Offering records that show, for example, that the 1979 auto theft and 1995 welfare fraud charges were dismissed when Cozzolino proved he had been mistakenly arrested, Cozzolino acknowledged that the list nonetheless gives a terrible impression, and said he plans to resign from Bearup's campaign. He's angry, however, that he was targeted by the sheriff's office and has gone to the FBI to complain about the surveillance.
According to the affidavit the sheriff's office filed to get its search warrant, Cozzolino was suspected of making threats against Arpaio over sheriff's radio frequencies last May. The affidavit includes a transcript of the threats, which came in 14 separate transmissions over secured police radio frequencies on the night of May 11. A tape of the threats released by the sheriff's office does, in fact, sound like Jim Cozzolino.
Cozzolino denies making the threats. He does admit that he sent unfriendly e-mail messages to the sheriff. One of them is quoted in the affidavit:
"Hey, BOZO NOSE, Let see, you have a puppy posse, a pussy posse . . . you should start a Dick Posse . . . and you can be the BIG DICK you are in charge. Your an idiot . . . and a waste of tax payers money."
Cozzolino says it's no secret that he dislikes Arpaio. And he confirms what the affidavit reports: that after five months of training to become a member of the sheriff's posse, Cozzolino was asked to leave the program last year. Cozzolino says that when he joined he offered a complete list of his arrests and convictions and was told that because of the court dismissals, his background would not prevent him from becoming a posse member. Five months later, however, another posse supervisor told Cozzolino he had been kicked out.
Cozzolino says it wasn't made clear to him whether he was ejected for his background or for his support of Bearup.
Burden's affidavit lists the posse expulsion as a possible motive for the death threats, and says that while Cozzolino was in the posse some police radios went missing.
On September 2, someone called Arpaio at home.
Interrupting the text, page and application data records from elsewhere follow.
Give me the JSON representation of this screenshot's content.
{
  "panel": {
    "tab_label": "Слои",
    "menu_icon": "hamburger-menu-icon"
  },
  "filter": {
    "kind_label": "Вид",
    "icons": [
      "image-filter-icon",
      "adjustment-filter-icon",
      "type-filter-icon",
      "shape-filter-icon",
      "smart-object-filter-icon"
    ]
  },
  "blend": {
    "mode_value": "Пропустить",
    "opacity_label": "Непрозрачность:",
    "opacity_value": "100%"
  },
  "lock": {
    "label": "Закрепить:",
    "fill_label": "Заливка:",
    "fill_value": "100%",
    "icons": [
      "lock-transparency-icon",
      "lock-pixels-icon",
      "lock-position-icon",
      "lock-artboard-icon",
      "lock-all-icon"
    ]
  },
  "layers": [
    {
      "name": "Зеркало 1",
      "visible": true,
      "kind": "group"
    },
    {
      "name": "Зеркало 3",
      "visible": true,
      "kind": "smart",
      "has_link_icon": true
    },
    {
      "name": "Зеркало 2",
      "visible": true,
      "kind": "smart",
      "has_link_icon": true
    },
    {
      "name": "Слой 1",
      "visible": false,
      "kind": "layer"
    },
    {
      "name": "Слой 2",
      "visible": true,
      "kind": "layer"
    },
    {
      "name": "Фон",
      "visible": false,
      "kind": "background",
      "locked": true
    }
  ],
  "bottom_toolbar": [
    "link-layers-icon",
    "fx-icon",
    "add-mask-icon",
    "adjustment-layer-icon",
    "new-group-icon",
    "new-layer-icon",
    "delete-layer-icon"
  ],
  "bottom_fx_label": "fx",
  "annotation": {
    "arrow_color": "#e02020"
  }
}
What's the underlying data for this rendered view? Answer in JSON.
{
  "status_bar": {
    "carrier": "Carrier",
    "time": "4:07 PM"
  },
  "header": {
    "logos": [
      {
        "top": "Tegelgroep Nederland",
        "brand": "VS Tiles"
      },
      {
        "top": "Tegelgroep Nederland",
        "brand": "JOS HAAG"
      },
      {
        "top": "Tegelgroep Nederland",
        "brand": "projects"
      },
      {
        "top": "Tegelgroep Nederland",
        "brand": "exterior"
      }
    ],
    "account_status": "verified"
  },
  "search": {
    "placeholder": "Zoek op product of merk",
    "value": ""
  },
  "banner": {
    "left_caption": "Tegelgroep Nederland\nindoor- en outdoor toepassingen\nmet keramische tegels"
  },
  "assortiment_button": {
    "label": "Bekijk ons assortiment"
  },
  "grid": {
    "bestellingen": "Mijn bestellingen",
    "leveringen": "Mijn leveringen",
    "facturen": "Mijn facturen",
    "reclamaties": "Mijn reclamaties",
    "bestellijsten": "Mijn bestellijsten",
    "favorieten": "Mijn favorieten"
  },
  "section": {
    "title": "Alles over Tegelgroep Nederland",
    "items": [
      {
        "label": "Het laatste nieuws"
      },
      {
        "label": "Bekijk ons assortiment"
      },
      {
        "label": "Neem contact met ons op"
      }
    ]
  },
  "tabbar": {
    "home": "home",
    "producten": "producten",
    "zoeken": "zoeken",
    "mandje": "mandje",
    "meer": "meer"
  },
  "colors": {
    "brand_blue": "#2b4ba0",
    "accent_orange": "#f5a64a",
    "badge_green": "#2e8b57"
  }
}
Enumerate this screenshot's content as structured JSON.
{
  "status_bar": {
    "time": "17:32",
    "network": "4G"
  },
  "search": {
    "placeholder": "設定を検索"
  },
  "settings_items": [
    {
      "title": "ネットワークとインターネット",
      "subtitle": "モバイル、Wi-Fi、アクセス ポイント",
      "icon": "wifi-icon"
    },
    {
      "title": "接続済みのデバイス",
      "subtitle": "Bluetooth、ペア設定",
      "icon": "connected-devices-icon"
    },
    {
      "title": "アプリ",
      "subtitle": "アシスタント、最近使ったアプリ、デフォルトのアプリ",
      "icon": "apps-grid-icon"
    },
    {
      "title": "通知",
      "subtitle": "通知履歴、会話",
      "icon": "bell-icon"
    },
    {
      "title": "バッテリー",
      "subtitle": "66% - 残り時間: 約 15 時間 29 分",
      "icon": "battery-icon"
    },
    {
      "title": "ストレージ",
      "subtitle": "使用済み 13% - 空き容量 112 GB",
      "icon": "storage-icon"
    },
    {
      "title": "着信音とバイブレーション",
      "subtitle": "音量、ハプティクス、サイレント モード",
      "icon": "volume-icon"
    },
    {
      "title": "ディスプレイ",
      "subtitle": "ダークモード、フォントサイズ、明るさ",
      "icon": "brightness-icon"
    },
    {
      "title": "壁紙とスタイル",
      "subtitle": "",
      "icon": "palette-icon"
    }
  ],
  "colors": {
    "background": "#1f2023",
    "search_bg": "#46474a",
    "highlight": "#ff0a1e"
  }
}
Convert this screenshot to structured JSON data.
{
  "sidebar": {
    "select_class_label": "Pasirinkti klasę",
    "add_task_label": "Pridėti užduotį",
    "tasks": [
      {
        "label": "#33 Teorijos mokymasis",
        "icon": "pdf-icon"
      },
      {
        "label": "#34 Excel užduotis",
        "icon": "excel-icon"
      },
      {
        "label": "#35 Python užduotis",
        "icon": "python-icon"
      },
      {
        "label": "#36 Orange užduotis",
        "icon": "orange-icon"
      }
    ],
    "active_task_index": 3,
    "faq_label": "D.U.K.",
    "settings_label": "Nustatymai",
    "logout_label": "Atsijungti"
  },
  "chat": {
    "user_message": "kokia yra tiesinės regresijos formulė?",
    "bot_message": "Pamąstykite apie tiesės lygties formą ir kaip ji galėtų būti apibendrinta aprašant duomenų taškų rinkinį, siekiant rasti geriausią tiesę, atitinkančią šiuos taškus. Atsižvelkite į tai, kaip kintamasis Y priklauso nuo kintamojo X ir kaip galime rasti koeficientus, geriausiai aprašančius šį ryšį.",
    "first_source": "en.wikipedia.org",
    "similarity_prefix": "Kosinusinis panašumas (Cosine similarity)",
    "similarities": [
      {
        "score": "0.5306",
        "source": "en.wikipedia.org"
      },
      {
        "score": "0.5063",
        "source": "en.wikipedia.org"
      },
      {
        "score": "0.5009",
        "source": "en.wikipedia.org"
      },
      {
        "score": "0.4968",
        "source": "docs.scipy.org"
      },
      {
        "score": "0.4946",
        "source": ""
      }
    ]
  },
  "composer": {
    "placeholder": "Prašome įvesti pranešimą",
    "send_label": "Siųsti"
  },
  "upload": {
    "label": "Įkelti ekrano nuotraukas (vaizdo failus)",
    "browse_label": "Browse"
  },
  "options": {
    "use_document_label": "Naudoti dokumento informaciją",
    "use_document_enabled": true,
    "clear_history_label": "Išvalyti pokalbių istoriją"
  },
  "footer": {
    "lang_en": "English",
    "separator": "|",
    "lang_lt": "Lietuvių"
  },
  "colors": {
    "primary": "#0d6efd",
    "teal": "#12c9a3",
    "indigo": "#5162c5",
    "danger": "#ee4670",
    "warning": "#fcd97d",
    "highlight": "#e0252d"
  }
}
According to the affidavit, Arpaio believes that whoever made that call also made the radio death threats.
Burden asked Judge Kaufman to approve a search warrant so the sheriff's office could learn Cozzolino's phone number and get records of whether Cozzolino had made the September 2 call. Two days after Kaufman granted the search warrant, Burden informed the court that he had obtained the phone number and call log from US West.
If Burden found evidence that Cozzolino had made the call, however, no arrest in the case has been made. (And it's hard to believe that if the sheriff's office did find evidence that Cozzolino had made the threats, they would not have arrested him immediately, scoring a media coup that would have embarrassed Bearup.)
In the affidavit, Burden wrote that he knew where Cozzolino lived because he had sent Deputy Mark Koppinger to take Cozzolino's trash. "Several pieces of mail . . . were found in the trash can, which was out in front of the address . . . addressed to James Cozzolino."
The affidavit gives the impression that Cozzolino's trash was confiscated one time simply to confirm his address.
But Shannon Koppinger says her husband continued to take Cozzolino's trash through at least December, when she saw her husband stuffing binders with documents that he found in Cozzolino's garbage. Shannon and her husband separated in December. She says that in a recent phone conversation, her husband indicated that the confiscation has continued into March. She says he also told her that the sheriff's office was illegally tapping Cozzolino's phone.
Reached at home, Mark Koppinger deferred questions to Hendershott.
Neither Hendershott nor Arpaio could be reached for comment.
The sheriff's office sought no further warrants from Judge Kaufman regarding Cozzolino's home or phone number. If wire-tapping has been done by deputies, the sheriff's office apparently did not seek a court order from Kaufman.